Do you remember the first time you were asked to design a project to USGBC’s LEED standards? And how quickly incorporating its requirements went from unusual to commonplace?
I know in my career, LEED certification (and, generally speaking, the focused and measured effort to minimize environmental impact of construction) grew to its place of dominance slowly. Although the first draft of the standard was released in 2000, it didn’t fully take off until a few years later. Then one by one, over time, projects began to gradually shift our collective focus until we found ourselves in a place where nearly every major commercial project was either seeking LEED certification or being designed to meet their standards. And that’s not just perception – according to the USGBC, there were 296 certifications in 2006, and that grew to over 67,000 cumulative certifications by 2018.
Fast-forward to the birth of the healthy building movement. My first introduction to the occupant-focused WELL standard came in 2014 with a splash. The inclusion of the Circadian Lighting credit created quite the dust-up in the lighting industry, but the broader movement towards a focus on occupant health and wellbeing seemed like it would follow the trend set by LEED – a slow, steady adoption as the kinks of the system got worked out, and then an exponential increase in adoption until its philosophy and ideas became commonplace. According to the IWBI, the standard was on that very track with 80 projects certified in 2015, and 4,000 projects cumulatively certified by early 2020. In other words, the beginning of the pandemic.

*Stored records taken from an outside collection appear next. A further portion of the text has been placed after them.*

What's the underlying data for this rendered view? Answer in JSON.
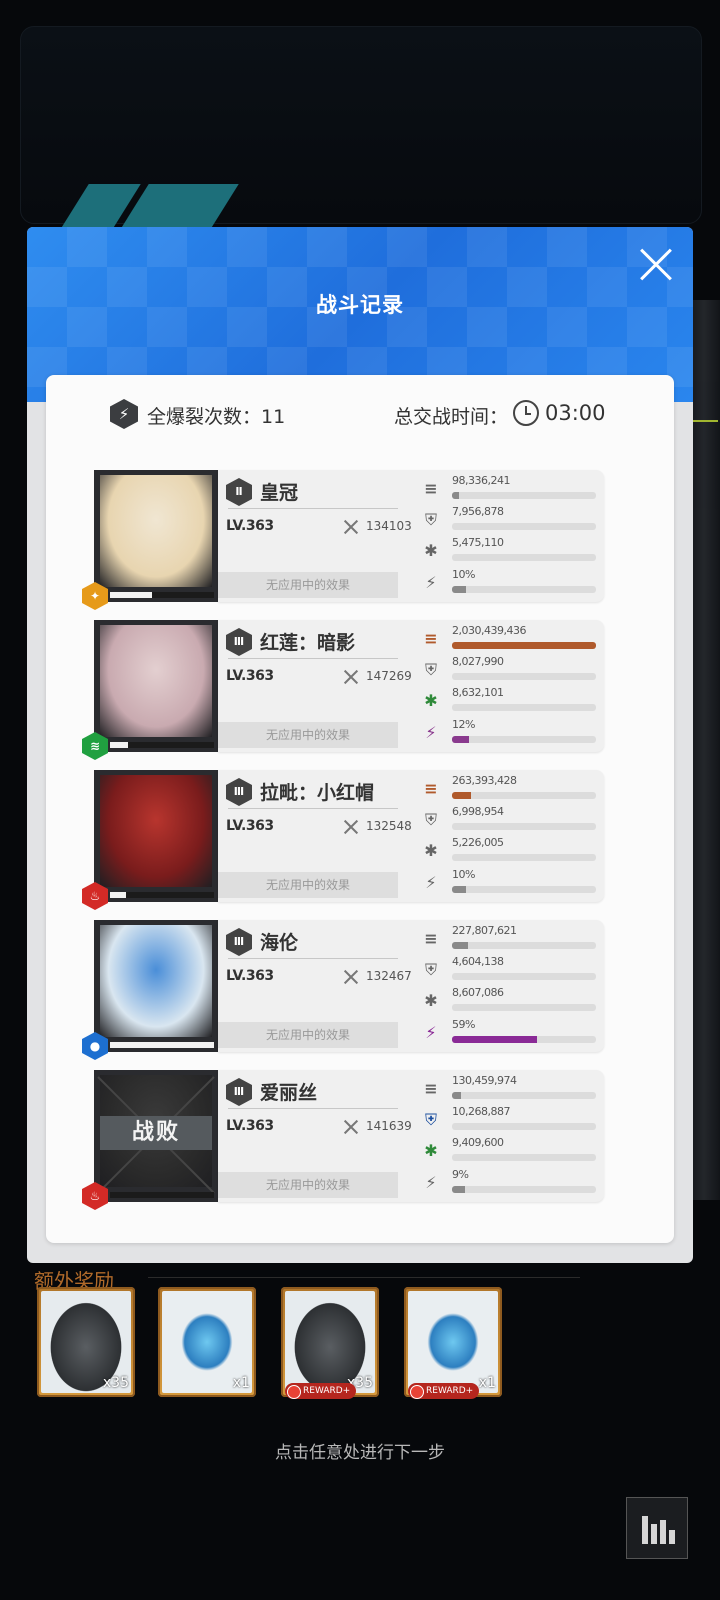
{
  "modal": {
    "title": "战斗记录",
    "burst_count_text": "全爆裂次数：11",
    "total_time_label": "总交战时间：",
    "total_time_value": "03:00"
  },
  "units": [
    {
      "name": "皇冠",
      "burst_stage": "Ⅱ",
      "level": "LV.363",
      "power": "134103",
      "effect_text": "无应用中的效果",
      "element": "iron",
      "element_color": "#e69a1a",
      "defeated": false,
      "defeated_label": "",
      "hp_fraction": 0.4,
      "stats": [
        {
          "icon": "damage-icon",
          "value": "98,336,241",
          "fraction": 0.05,
          "color": "#8a8a8a"
        },
        {
          "icon": "shield-icon",
          "value": "7,956,878",
          "fraction": 0.0,
          "color": "#8a8a8a"
        },
        {
          "icon": "heal-icon",
          "value": "5,475,110",
          "fraction": 0.0,
          "color": "#8a8a8a"
        },
        {
          "icon": "burst-gauge-icon",
          "value": "10%",
          "fraction": 0.1,
          "color": "#8a8a8a"
        }
      ]
    },
    {
      "name": "红莲：暗影",
      "burst_stage": "Ⅲ",
      "level": "LV.363",
      "power": "147269",
      "effect_text": "无应用中的效果",
      "element": "wind",
      "element_color": "#20a040",
      "defeated": false,
      "defeated_label": "",
      "hp_fraction": 0.17,
      "stats": [
        {
          "icon": "damage-icon",
          "value": "2,030,439,436",
          "fraction": 1.0,
          "color": "#b05a2c"
        },
        {
          "icon": "shield-icon",
          "value": "8,027,990",
          "fraction": 0.0,
          "color": "#8a8a8a"
        },
        {
          "icon": "heal-icon",
          "value": "8,632,101",
          "fraction": 0.0,
          "color": "#2f8a3a"
        },
        {
          "icon": "burst-gauge-icon",
          "value": "12%",
          "fraction": 0.12,
          "color": "#8a3a8e"
        }
      ]
    },
    {
      "name": "拉毗：小红帽",
      "burst_stage": "Ⅲ",
      "level": "LV.363",
      "power": "132548",
      "effect_text": "无应用中的效果",
      "element": "fire",
      "element_color": "#d32a26",
      "defeated": false,
      "defeated_label": "",
      "hp_fraction": 0.15,
      "stats": [
        {
          "icon": "damage-icon",
          "value": "263,393,428",
          "fraction": 0.13,
          "color": "#b05a2c"
        },
        {
          "icon": "shield-icon",
          "value": "6,998,954",
          "fraction": 0.0,
          "color": "#8a8a8a"
        },
        {
          "icon": "heal-icon",
          "value": "5,226,005",
          "fraction": 0.0,
          "color": "#8a8a8a"
        },
        {
          "icon": "burst-gauge-icon",
          "value": "10%",
          "fraction": 0.1,
          "color": "#8a8a8a"
        }
      ]
    },
    {
      "name": "海伦",
      "burst_stage": "Ⅲ",
      "level": "LV.363",
      "power": "132467",
      "effect_text": "无应用中的效果",
      "element": "water",
      "element_color": "#1d6fd0",
      "defeated": false,
      "defeated_label": "",
      "hp_fraction": 1.0,
      "stats": [
        {
          "icon": "damage-icon",
          "value": "227,807,621",
          "fraction": 0.11,
          "color": "#8a8a8a"
        },
        {
          "icon": "shield-icon",
          "value": "4,604,138",
          "fraction": 0.0,
          "color": "#8a8a8a"
        },
        {
          "icon": "heal-icon",
          "value": "8,607,086",
          "fraction": 0.0,
          "color": "#8a8a8a"
        },
        {
          "icon": "burst-gauge-icon",
          "value": "59%",
          "fraction": 0.59,
          "color": "#8a2a96"
        }
      ]
    },
    {
      "name": "爱丽丝",
      "burst_stage": "Ⅲ",
      "level": "LV.363",
      "power": "141639",
      "effect_text": "无应用中的效果",
      "element": "fire",
      "element_color": "#d32a26",
      "defeated": true,
      "defeated_label": "战败",
      "hp_fraction": 0.0,
      "stats": [
        {
          "icon": "damage-icon",
          "value": "130,459,974",
          "fraction": 0.06,
          "color": "#8a8a8a"
        },
        {
          "icon": "shield-icon",
          "value": "10,268,887",
          "fraction": 0.0,
          "color": "#1d4f9e"
        },
        {
          "icon": "heal-icon",
          "value": "9,409,600",
          "fraction": 0.0,
          "color": "#2f8a3a"
        },
        {
          "icon": "burst-gauge-icon",
          "value": "9%",
          "fraction": 0.09,
          "color": "#8a8a8a"
        }
      ]
    }
  ],
  "bonus": {
    "label": "额外奖励",
    "items": [
      {
        "icon": "equipment-box-icon",
        "count": "x35",
        "reward_plus": false
      },
      {
        "icon": "crystal-icon",
        "count": "x1",
        "reward_plus": false
      },
      {
        "icon": "equipment-box-icon",
        "count": "x35",
        "reward_plus": true
      },
      {
        "icon": "crystal-icon",
        "count": "x1",
        "reward_plus": true
      }
    ],
    "reward_plus_label": "REWARD+"
  },
  "hint": "点击任意处进行下一步"
}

And now, as those who are able to work from home continue to do so, we’re taking some of the time that we’ve reclaimed from our commutes to think about what it means to return to normal. What is the future of corporate elevator lobbies, and will they be different from hotel elevator lobbies? How do we help instill confidence in the traveling public to return to our airports? How do we help bring back the communal gathering events in our arenas and convention centers in a way that ensures the safety and wellbeing of the public?
We’re trying to solve an issue that has been fundamentally brewing underneath of the surface of design – how do we make our spaces healthier for occupants? Given the state of the world, though, I think it’s easy to lose the true value of this conversation by focusing only on the virus. What this moment in time is teaching us, if we’re willing to listen, is that those millions of square feet of empty office buildings, convention centers, hotels and gatherings spaces could all benefit from healthy building principles, even during non-pandemic times.
Our spaces would be better, and perhaps more occupiable during the next pandemic (and there will be another), if we incorporated wellness design principles like improved access to daylight to help regulate our circadian rhythms and support our immune systems, increased natural or mixed-mode ventilation to improve the quality of air we breathe, high-quality water treatment and opportunities to keep ourselves active. If we chose to listen during this time and not just react to the immediacy of the virus, this interim can become a fundamental inflection point, a time to push the healthy building movement to grow faster and become more dominant, so that healthy building choices become fundamental, commonplace and “assumed” as green building principles. The universe has decided to show us as a design community that we don’t have to wait for that organic growth and evolution. It’s time to stop passively following and start leading the change.